The more you play, the more you are willing to pay. Interpret research has found a strong, positive correlation between time spent playing games and the amount of money spent on the activity. In fact, those who spend 20 hours or more playing games each week spend (on average) more than twice as much money as people who play for 5-10 hours each week, according to Interpret’s New Media Measure® data.
Over the last decade, the games industry has evolved to incorporate many methods of monetization. Not only has much of the industry transitioned from one-time physical disc purchases to digital transactions, but many game companies are operating with a games-as-a-service (GaaS) mentality, which leads to increased spending on subscriptions, in-game items, downloadable content, expansion packs, and more.
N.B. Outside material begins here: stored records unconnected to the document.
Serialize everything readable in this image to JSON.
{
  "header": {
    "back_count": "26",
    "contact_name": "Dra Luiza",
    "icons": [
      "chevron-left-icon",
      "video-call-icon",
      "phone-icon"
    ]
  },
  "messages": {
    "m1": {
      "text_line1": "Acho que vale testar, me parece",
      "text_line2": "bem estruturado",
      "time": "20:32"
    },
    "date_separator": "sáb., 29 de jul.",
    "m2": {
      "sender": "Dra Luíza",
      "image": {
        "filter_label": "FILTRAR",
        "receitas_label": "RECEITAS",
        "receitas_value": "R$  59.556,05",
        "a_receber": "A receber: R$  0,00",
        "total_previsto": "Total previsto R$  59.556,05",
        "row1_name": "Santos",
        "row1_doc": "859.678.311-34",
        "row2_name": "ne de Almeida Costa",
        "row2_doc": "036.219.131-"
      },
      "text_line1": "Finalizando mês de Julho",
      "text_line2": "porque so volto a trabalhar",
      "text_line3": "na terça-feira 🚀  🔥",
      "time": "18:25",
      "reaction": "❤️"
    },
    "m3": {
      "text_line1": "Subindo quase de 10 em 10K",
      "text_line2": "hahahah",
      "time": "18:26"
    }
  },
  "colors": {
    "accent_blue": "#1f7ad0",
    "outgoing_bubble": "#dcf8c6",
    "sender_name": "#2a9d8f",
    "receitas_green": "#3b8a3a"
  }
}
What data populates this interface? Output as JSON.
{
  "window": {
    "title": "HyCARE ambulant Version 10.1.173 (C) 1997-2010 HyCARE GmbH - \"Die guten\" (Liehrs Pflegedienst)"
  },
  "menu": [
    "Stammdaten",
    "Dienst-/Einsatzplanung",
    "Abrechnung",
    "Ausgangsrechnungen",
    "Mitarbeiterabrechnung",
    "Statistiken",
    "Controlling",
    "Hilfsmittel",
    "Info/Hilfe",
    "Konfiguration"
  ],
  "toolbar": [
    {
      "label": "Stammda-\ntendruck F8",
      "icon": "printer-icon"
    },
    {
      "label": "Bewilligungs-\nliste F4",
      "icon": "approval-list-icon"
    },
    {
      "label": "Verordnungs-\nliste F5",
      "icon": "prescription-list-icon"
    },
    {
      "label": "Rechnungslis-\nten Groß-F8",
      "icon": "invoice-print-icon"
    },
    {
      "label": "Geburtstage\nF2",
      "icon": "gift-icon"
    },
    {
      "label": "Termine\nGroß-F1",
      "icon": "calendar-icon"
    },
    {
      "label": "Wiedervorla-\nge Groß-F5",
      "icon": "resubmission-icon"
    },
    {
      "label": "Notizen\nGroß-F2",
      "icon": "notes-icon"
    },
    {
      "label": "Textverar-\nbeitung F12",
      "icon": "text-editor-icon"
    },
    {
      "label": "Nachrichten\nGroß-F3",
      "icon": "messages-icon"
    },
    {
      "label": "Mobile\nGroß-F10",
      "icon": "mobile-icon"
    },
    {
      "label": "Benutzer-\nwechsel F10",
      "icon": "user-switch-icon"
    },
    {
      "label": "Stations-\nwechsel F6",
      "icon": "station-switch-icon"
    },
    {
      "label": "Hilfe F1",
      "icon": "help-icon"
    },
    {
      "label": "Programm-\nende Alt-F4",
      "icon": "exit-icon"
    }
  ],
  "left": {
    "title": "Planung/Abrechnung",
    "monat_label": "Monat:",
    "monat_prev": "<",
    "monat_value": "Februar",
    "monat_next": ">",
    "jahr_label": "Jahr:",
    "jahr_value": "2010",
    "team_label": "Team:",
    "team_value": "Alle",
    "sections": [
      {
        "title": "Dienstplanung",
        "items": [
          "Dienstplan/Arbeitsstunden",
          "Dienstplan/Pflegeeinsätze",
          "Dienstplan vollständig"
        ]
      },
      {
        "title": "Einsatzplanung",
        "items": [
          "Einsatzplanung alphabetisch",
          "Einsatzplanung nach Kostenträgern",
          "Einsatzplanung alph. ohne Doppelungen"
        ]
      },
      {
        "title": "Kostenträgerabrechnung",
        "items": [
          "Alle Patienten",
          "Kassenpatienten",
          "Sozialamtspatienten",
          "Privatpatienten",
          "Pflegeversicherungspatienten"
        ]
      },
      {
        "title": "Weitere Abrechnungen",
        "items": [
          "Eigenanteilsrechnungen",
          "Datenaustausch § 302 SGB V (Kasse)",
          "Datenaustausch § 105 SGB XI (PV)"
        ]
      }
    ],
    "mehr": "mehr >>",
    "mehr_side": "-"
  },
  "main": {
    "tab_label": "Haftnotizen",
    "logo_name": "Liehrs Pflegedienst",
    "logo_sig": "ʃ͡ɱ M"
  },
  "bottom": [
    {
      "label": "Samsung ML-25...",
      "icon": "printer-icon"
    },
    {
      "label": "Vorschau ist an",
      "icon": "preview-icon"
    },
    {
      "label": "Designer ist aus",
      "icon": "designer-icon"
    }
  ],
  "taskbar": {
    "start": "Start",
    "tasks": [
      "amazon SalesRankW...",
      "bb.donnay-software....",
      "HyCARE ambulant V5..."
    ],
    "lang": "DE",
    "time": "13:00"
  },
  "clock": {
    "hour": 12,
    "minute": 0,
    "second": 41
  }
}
For this reason, engagement is of critical importance. Game developers must constantly think about ways to retain and continue engaging players if they’re seeking recurring revenue from their titles. But, this investment can pay handsomely as players reward engaging games with increasing amounts of time and money. Moreover, these spending habits present a unique opportunity for game companies who have shown a willingness to experiment with different monetization methods vs. other entertainment sectors like video that have followed Netflix down a path of “all you can eat” for one low monthly fee.